Web page and app entries
****************************************
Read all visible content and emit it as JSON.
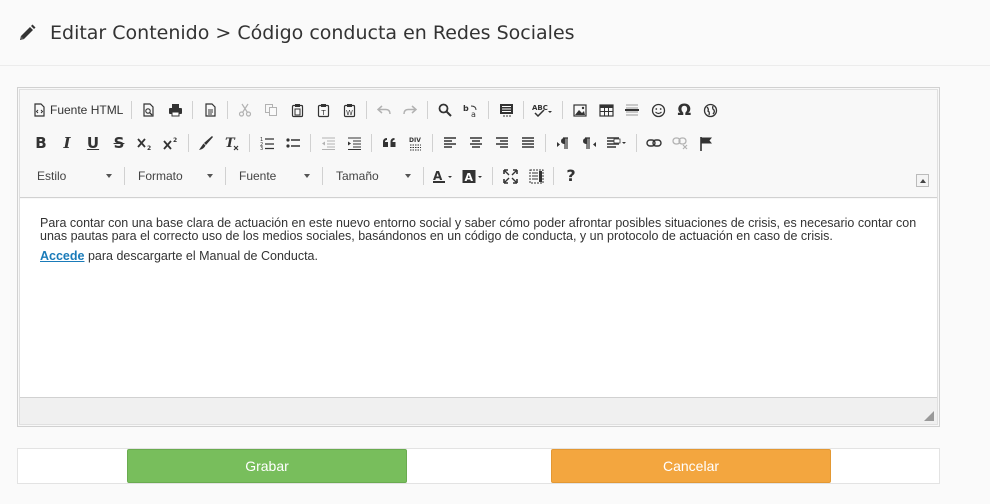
{
  "header": {
    "title": "Editar Contenido > Código conducta en Redes Sociales",
    "icon": "pencil-icon"
  },
  "toolbar": {
    "source_label": "Fuente HTML",
    "combos": {
      "style": "Estilo",
      "format": "Formato",
      "font": "Fuente",
      "size": "Tamaño"
    },
    "help_label": "?",
    "subscript_label": "x",
    "superscript_label": "x",
    "blockquote_label": "99",
    "creatediv_label": "DIV"
  },
  "content": {
    "paragraph1": "Para contar con una base clara de actuación en este nuevo entorno social y saber cómo poder afrontar posibles situaciones de crisis, es necesario contar con unas pautas para el correcto uso de los medios sociales, basándonos en un código de conducta, y un protocolo de actuación en caso de crisis.",
    "link_text": "Accede",
    "paragraph2_rest": " para descargarte el Manual de Conducta."
  },
  "actions": {
    "save_label": "Grabar",
    "cancel_label": "Cancelar"
  },
  "colors": {
    "save": "#78be5c",
    "cancel": "#f3a63f",
    "link": "#1a7bb9"
  }
}
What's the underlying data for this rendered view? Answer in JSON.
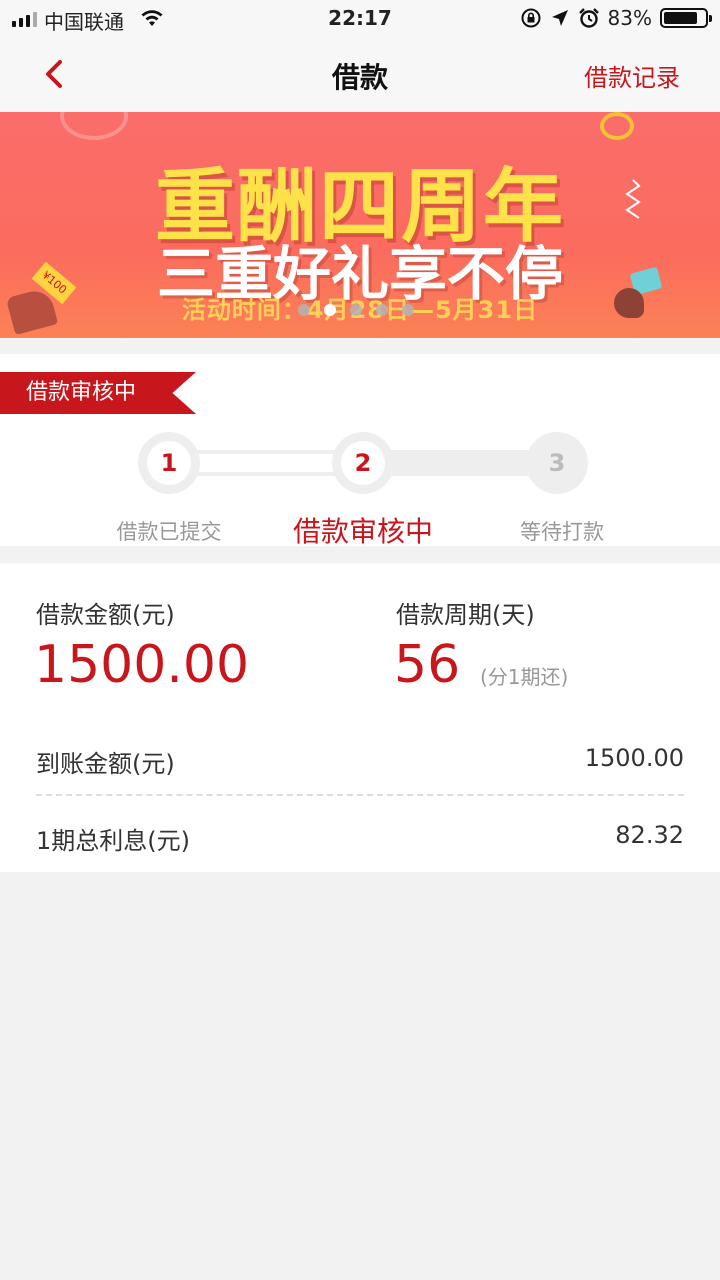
{
  "status_bar": {
    "carrier": "中国联通",
    "time": "22:17",
    "battery": "83%",
    "battery_level": 0.83
  },
  "nav": {
    "title": "借款",
    "right_link": "借款记录"
  },
  "banner": {
    "headline": "重酬四周年",
    "subheadline": "三重好礼享不停",
    "activity_time": "活动时间：4月28日—5月31日",
    "coupon_text": "¥100",
    "page_count": 5,
    "active_page": 2
  },
  "review": {
    "tag": "借款审核中",
    "steps": [
      {
        "number": "1",
        "label": "借款已提交"
      },
      {
        "number": "2",
        "label": "借款审核中"
      },
      {
        "number": "3",
        "label": "等待打款"
      }
    ]
  },
  "loan": {
    "amount_label": "借款金额(元)",
    "amount_value": "1500.00",
    "period_label": "借款周期(天)",
    "period_value": "56",
    "period_note": "(分1期还)",
    "received_label": "到账金额(元)",
    "received_value": "1500.00",
    "interest_label": "1期总利息(元)",
    "interest_value": "82.32"
  },
  "colors": {
    "accent": "#c8161d",
    "banner_bg": "#fb6d6b",
    "banner_headline": "#ffe14a"
  }
}
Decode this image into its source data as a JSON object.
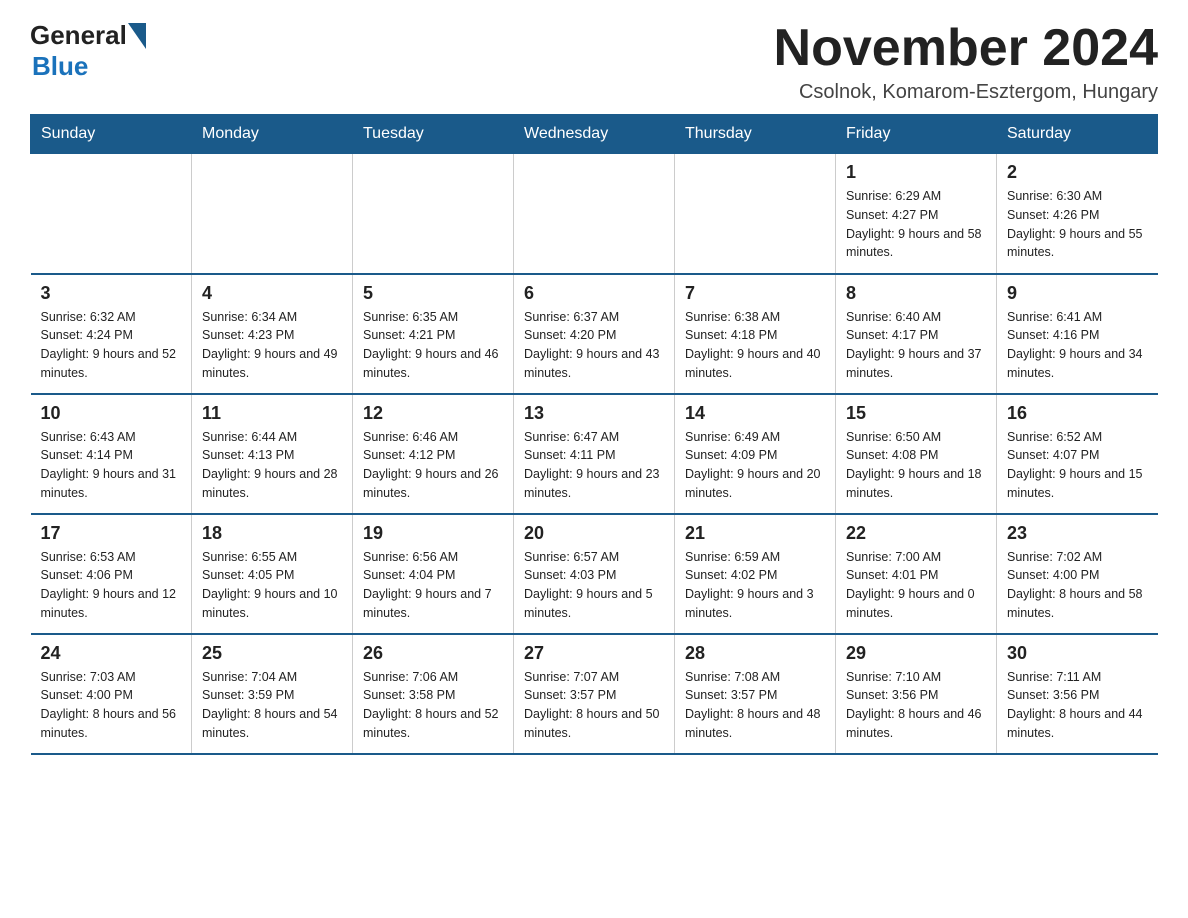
{
  "logo": {
    "general": "General",
    "blue": "Blue"
  },
  "header": {
    "month_title": "November 2024",
    "subtitle": "Csolnok, Komarom-Esztergom, Hungary"
  },
  "days_of_week": [
    "Sunday",
    "Monday",
    "Tuesday",
    "Wednesday",
    "Thursday",
    "Friday",
    "Saturday"
  ],
  "weeks": [
    [
      {
        "day": "",
        "info": ""
      },
      {
        "day": "",
        "info": ""
      },
      {
        "day": "",
        "info": ""
      },
      {
        "day": "",
        "info": ""
      },
      {
        "day": "",
        "info": ""
      },
      {
        "day": "1",
        "info": "Sunrise: 6:29 AM\nSunset: 4:27 PM\nDaylight: 9 hours and 58 minutes."
      },
      {
        "day": "2",
        "info": "Sunrise: 6:30 AM\nSunset: 4:26 PM\nDaylight: 9 hours and 55 minutes."
      }
    ],
    [
      {
        "day": "3",
        "info": "Sunrise: 6:32 AM\nSunset: 4:24 PM\nDaylight: 9 hours and 52 minutes."
      },
      {
        "day": "4",
        "info": "Sunrise: 6:34 AM\nSunset: 4:23 PM\nDaylight: 9 hours and 49 minutes."
      },
      {
        "day": "5",
        "info": "Sunrise: 6:35 AM\nSunset: 4:21 PM\nDaylight: 9 hours and 46 minutes."
      },
      {
        "day": "6",
        "info": "Sunrise: 6:37 AM\nSunset: 4:20 PM\nDaylight: 9 hours and 43 minutes."
      },
      {
        "day": "7",
        "info": "Sunrise: 6:38 AM\nSunset: 4:18 PM\nDaylight: 9 hours and 40 minutes."
      },
      {
        "day": "8",
        "info": "Sunrise: 6:40 AM\nSunset: 4:17 PM\nDaylight: 9 hours and 37 minutes."
      },
      {
        "day": "9",
        "info": "Sunrise: 6:41 AM\nSunset: 4:16 PM\nDaylight: 9 hours and 34 minutes."
      }
    ],
    [
      {
        "day": "10",
        "info": "Sunrise: 6:43 AM\nSunset: 4:14 PM\nDaylight: 9 hours and 31 minutes."
      },
      {
        "day": "11",
        "info": "Sunrise: 6:44 AM\nSunset: 4:13 PM\nDaylight: 9 hours and 28 minutes."
      },
      {
        "day": "12",
        "info": "Sunrise: 6:46 AM\nSunset: 4:12 PM\nDaylight: 9 hours and 26 minutes."
      },
      {
        "day": "13",
        "info": "Sunrise: 6:47 AM\nSunset: 4:11 PM\nDaylight: 9 hours and 23 minutes."
      },
      {
        "day": "14",
        "info": "Sunrise: 6:49 AM\nSunset: 4:09 PM\nDaylight: 9 hours and 20 minutes."
      },
      {
        "day": "15",
        "info": "Sunrise: 6:50 AM\nSunset: 4:08 PM\nDaylight: 9 hours and 18 minutes."
      },
      {
        "day": "16",
        "info": "Sunrise: 6:52 AM\nSunset: 4:07 PM\nDaylight: 9 hours and 15 minutes."
      }
    ],
    [
      {
        "day": "17",
        "info": "Sunrise: 6:53 AM\nSunset: 4:06 PM\nDaylight: 9 hours and 12 minutes."
      },
      {
        "day": "18",
        "info": "Sunrise: 6:55 AM\nSunset: 4:05 PM\nDaylight: 9 hours and 10 minutes."
      },
      {
        "day": "19",
        "info": "Sunrise: 6:56 AM\nSunset: 4:04 PM\nDaylight: 9 hours and 7 minutes."
      },
      {
        "day": "20",
        "info": "Sunrise: 6:57 AM\nSunset: 4:03 PM\nDaylight: 9 hours and 5 minutes."
      },
      {
        "day": "21",
        "info": "Sunrise: 6:59 AM\nSunset: 4:02 PM\nDaylight: 9 hours and 3 minutes."
      },
      {
        "day": "22",
        "info": "Sunrise: 7:00 AM\nSunset: 4:01 PM\nDaylight: 9 hours and 0 minutes."
      },
      {
        "day": "23",
        "info": "Sunrise: 7:02 AM\nSunset: 4:00 PM\nDaylight: 8 hours and 58 minutes."
      }
    ],
    [
      {
        "day": "24",
        "info": "Sunrise: 7:03 AM\nSunset: 4:00 PM\nDaylight: 8 hours and 56 minutes."
      },
      {
        "day": "25",
        "info": "Sunrise: 7:04 AM\nSunset: 3:59 PM\nDaylight: 8 hours and 54 minutes."
      },
      {
        "day": "26",
        "info": "Sunrise: 7:06 AM\nSunset: 3:58 PM\nDaylight: 8 hours and 52 minutes."
      },
      {
        "day": "27",
        "info": "Sunrise: 7:07 AM\nSunset: 3:57 PM\nDaylight: 8 hours and 50 minutes."
      },
      {
        "day": "28",
        "info": "Sunrise: 7:08 AM\nSunset: 3:57 PM\nDaylight: 8 hours and 48 minutes."
      },
      {
        "day": "29",
        "info": "Sunrise: 7:10 AM\nSunset: 3:56 PM\nDaylight: 8 hours and 46 minutes."
      },
      {
        "day": "30",
        "info": "Sunrise: 7:11 AM\nSunset: 3:56 PM\nDaylight: 8 hours and 44 minutes."
      }
    ]
  ]
}
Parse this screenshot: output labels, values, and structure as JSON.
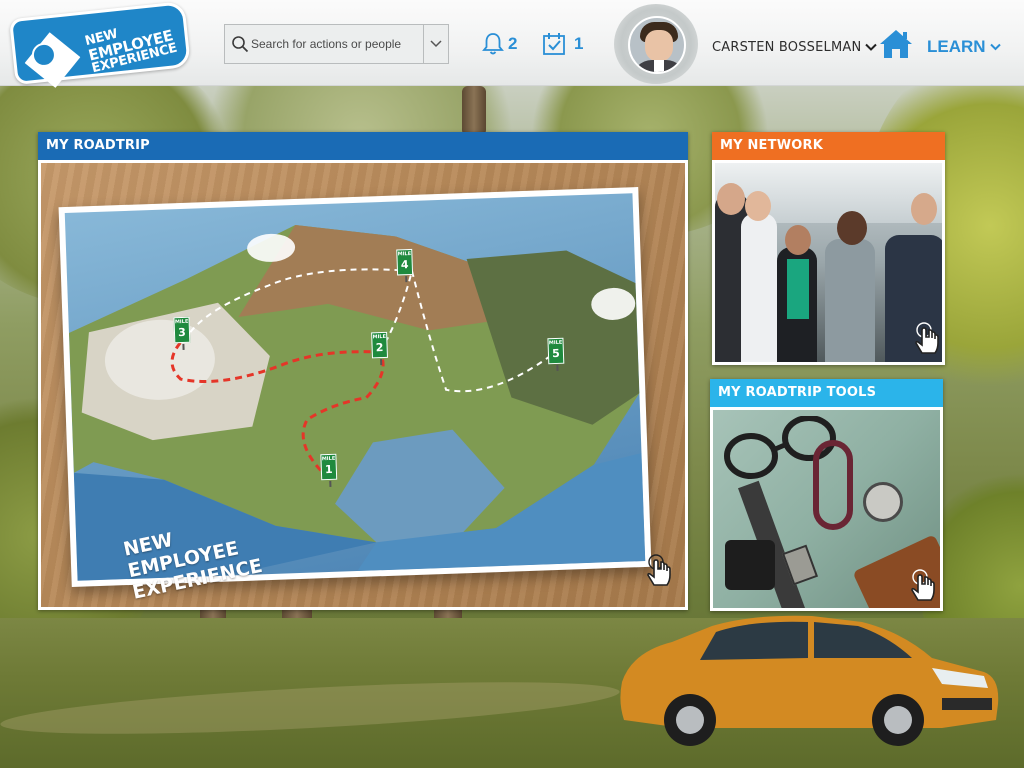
{
  "header": {
    "logo_lines": [
      "NEW",
      "EMPLOYEE",
      "EXPERIENCE"
    ],
    "search_placeholder": "Search for actions or people",
    "notifications_count": "2",
    "tasks_count": "1",
    "user_name": "CARSTEN BOSSELMAN",
    "learn_label": "LEARN"
  },
  "cards": {
    "roadtrip": {
      "title": "MY ROADTRIP",
      "map_title_lines": [
        "NEW",
        "EMPLOYEE",
        "EXPERIENCE"
      ],
      "mile_markers": [
        "1",
        "2",
        "3",
        "4",
        "5"
      ]
    },
    "network": {
      "title": "MY NETWORK"
    },
    "tools": {
      "title": "MY ROADTRIP TOOLS"
    }
  },
  "colors": {
    "brand_blue": "#1a6bb5",
    "accent_blue": "#2a8fd6",
    "network_orange": "#ef6f22",
    "tools_cyan": "#2bb4ea",
    "mile_green": "#1f8a3e"
  },
  "icons": [
    "search-icon",
    "chevron-down-icon",
    "bell-icon",
    "calendar-check-icon",
    "home-icon",
    "tap-hand-icon",
    "compass-icon"
  ]
}
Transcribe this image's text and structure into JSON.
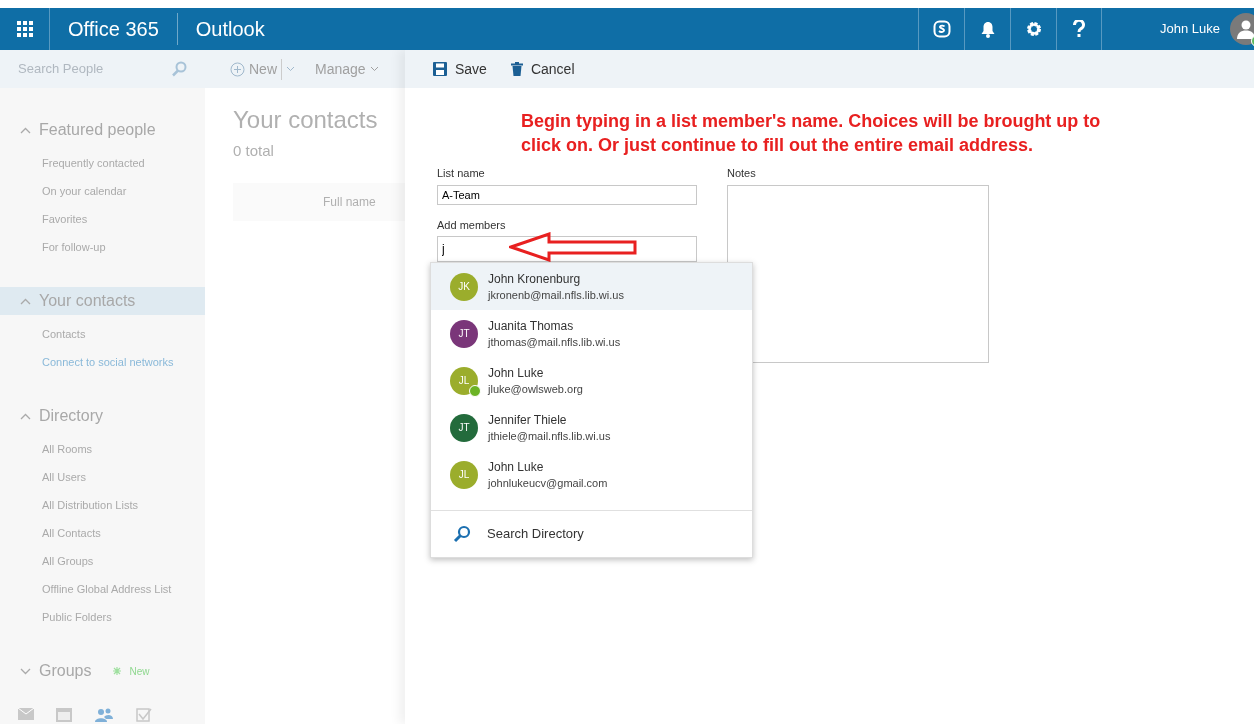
{
  "header": {
    "app_suite": "Office 365",
    "app": "Outlook",
    "user": "John Luke"
  },
  "sidebar": {
    "search": {
      "placeholder": "Search People"
    },
    "sections": [
      {
        "title": "Featured people",
        "expanded": true,
        "selected": false,
        "items": [
          "Frequently contacted",
          "On your calendar",
          "Favorites",
          "For follow-up"
        ]
      },
      {
        "title": "Your contacts",
        "expanded": true,
        "selected": true,
        "items": [
          "Contacts",
          "Connect to social networks"
        ]
      },
      {
        "title": "Directory",
        "expanded": true,
        "selected": false,
        "items": [
          "All Rooms",
          "All Users",
          "All Distribution Lists",
          "All Contacts",
          "All Groups",
          "Offline Global Address List",
          "Public Folders"
        ]
      },
      {
        "title": "Groups",
        "expanded": false,
        "selected": false,
        "badge": "New"
      }
    ]
  },
  "toolbar": {
    "new": "New",
    "manage": "Manage"
  },
  "contacts": {
    "title": "Your contacts",
    "count": "0 total",
    "column": "Full name"
  },
  "form": {
    "save": "Save",
    "cancel": "Cancel",
    "annotation": "Begin typing in a list member's name. Choices will be brought up to click on. Or just continue to fill out the entire email address.",
    "list_name_label": "List name",
    "list_name": "A-Team",
    "members_label": "Add members",
    "members_value": "j",
    "notes_label": "Notes"
  },
  "suggestions": [
    {
      "initials": "JK",
      "name": "John Kronenburg",
      "email": "jkronenb@mail.nfls.lib.wi.us",
      "color": "#9bad2c",
      "online": false,
      "selected": true
    },
    {
      "initials": "JT",
      "name": "Juanita Thomas",
      "email": "jthomas@mail.nfls.lib.wi.us",
      "color": "#7a3679",
      "online": false,
      "selected": false
    },
    {
      "initials": "JL",
      "name": "John Luke",
      "email": "jluke@owlsweb.org",
      "color": "#9bad2c",
      "online": true,
      "selected": false
    },
    {
      "initials": "JT",
      "name": "Jennifer Thiele",
      "email": "jthiele@mail.nfls.lib.wi.us",
      "color": "#236b3c",
      "online": false,
      "selected": false
    },
    {
      "initials": "JL",
      "name": "John Luke",
      "email": "johnlukeucv@gmail.com",
      "color": "#9bad2c",
      "online": false,
      "selected": false
    }
  ],
  "search_directory": "Search Directory"
}
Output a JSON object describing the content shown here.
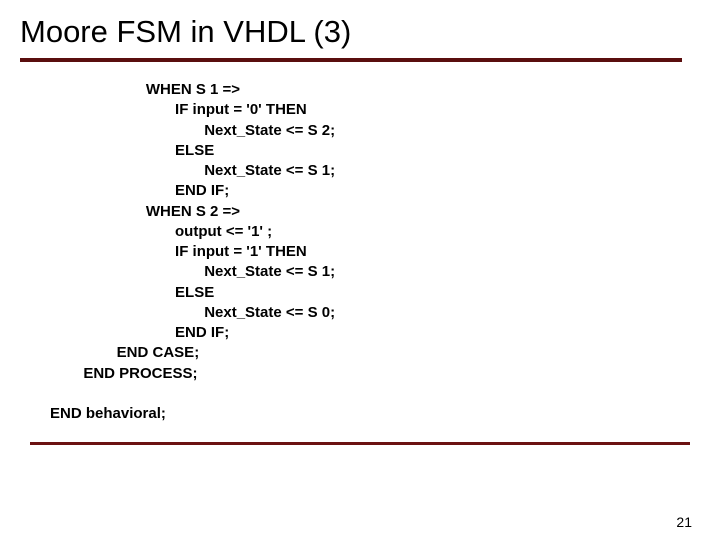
{
  "title": "Moore FSM in VHDL (3)",
  "code": "                       WHEN S 1 =>\n                              IF input = '0' THEN\n                                     Next_State <= S 2;\n                              ELSE\n                                     Next_State <= S 1;\n                              END IF;\n                       WHEN S 2 =>\n                              output <= '1' ;\n                              IF input = '1' THEN\n                                     Next_State <= S 1;\n                              ELSE\n                                     Next_State <= S 0;\n                              END IF;\n                END CASE;\n        END PROCESS;\n\nEND behavioral;",
  "page_number": "21"
}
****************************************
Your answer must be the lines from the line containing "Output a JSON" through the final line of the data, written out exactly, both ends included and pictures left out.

Result of this task
Output a JSON object describing the content shown here.
{
  "title": "Moore FSM in VHDL (3)",
  "code": "                       WHEN S 1 =>\n                              IF input = '0' THEN\n                                     Next_State <= S 2;\n                              ELSE\n                                     Next_State <= S 1;\n                              END IF;\n                       WHEN S 2 =>\n                              output <= '1' ;\n                              IF input = '1' THEN\n                                     Next_State <= S 1;\n                              ELSE\n                                     Next_State <= S 0;\n                              END IF;\n                END CASE;\n        END PROCESS;\n\nEND behavioral;",
  "page_number": "21"
}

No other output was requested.